** RECORDS FOR THE EXERCISE follows **

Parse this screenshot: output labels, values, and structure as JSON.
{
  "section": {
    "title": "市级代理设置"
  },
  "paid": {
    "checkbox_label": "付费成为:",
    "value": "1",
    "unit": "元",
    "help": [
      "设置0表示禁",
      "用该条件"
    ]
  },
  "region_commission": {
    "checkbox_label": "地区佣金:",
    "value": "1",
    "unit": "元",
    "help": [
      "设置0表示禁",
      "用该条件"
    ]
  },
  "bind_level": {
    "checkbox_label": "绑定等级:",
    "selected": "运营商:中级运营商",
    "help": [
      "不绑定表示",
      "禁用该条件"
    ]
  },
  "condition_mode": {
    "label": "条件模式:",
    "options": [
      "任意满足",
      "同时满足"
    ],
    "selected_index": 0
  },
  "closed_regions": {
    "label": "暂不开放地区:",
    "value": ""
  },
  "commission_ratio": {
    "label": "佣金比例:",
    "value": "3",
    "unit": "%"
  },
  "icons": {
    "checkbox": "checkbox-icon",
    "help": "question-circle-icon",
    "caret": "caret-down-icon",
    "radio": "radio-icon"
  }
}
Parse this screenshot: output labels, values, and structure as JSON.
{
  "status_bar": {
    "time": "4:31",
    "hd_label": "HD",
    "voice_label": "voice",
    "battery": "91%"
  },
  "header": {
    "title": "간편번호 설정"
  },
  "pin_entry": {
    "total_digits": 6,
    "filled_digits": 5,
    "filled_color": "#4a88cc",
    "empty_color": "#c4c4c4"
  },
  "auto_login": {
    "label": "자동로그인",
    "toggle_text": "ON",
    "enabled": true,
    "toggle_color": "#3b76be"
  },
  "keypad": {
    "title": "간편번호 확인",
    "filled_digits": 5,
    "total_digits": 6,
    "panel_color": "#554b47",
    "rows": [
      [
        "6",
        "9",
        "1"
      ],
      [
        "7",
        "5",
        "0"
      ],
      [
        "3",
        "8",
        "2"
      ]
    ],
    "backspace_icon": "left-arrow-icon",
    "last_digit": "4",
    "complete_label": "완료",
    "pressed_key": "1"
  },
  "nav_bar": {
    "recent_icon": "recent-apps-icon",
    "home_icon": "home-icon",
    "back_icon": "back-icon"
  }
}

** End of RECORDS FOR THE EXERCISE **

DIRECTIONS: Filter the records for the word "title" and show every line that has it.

EXERCISE RESULT:
    "title": "市级代理设置"
    "title": "간편번호 설정"
    "title": "간편번호 확인",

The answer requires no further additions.